Task details: In the entries below, find each line with the word "icon" and pull it out.

Task input:
--------------------

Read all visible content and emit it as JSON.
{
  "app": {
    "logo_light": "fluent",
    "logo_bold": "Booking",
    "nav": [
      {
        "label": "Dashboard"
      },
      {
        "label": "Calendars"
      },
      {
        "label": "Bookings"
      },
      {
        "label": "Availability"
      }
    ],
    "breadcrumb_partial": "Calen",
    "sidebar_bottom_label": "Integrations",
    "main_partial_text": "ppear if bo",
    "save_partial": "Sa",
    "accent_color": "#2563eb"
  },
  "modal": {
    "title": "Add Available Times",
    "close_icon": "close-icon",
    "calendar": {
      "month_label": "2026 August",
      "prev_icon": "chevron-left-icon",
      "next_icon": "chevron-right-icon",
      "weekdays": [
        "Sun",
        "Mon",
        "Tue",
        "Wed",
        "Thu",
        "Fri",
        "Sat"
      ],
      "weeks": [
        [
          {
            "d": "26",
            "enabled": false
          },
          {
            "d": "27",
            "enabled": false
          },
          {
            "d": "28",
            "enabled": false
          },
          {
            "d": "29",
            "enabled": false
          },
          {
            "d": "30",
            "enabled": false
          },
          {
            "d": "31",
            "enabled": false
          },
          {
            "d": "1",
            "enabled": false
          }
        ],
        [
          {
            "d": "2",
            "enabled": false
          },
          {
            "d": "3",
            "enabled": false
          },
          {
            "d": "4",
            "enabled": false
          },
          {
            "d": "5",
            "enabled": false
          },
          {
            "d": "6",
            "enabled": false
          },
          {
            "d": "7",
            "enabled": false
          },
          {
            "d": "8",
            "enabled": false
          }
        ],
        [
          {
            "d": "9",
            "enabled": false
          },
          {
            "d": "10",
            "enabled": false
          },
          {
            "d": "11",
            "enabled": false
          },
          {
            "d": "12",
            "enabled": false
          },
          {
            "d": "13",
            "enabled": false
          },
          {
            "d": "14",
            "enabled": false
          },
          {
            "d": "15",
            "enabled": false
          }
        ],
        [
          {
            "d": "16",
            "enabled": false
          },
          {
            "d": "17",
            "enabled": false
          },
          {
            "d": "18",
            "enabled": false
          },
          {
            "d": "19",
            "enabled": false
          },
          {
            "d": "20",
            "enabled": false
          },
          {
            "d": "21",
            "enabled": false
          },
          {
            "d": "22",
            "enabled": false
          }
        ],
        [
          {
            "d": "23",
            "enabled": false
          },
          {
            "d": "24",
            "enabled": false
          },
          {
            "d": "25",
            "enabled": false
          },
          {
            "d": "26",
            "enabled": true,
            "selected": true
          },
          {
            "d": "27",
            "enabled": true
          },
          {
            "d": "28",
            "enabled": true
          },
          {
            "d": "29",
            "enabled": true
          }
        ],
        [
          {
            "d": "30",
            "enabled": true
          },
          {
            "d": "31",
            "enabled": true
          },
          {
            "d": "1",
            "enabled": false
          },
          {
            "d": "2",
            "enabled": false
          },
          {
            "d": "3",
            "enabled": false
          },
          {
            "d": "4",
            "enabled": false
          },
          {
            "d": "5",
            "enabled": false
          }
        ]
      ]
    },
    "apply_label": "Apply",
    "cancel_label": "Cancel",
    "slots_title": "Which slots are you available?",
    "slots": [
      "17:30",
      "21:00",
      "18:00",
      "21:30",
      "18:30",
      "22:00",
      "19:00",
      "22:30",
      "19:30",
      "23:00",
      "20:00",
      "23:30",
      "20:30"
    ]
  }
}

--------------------

Exercise result:
    "close_icon": "close-icon",
      "prev_icon": "chevron-left-icon",
      "next_icon": "chevron-right-icon",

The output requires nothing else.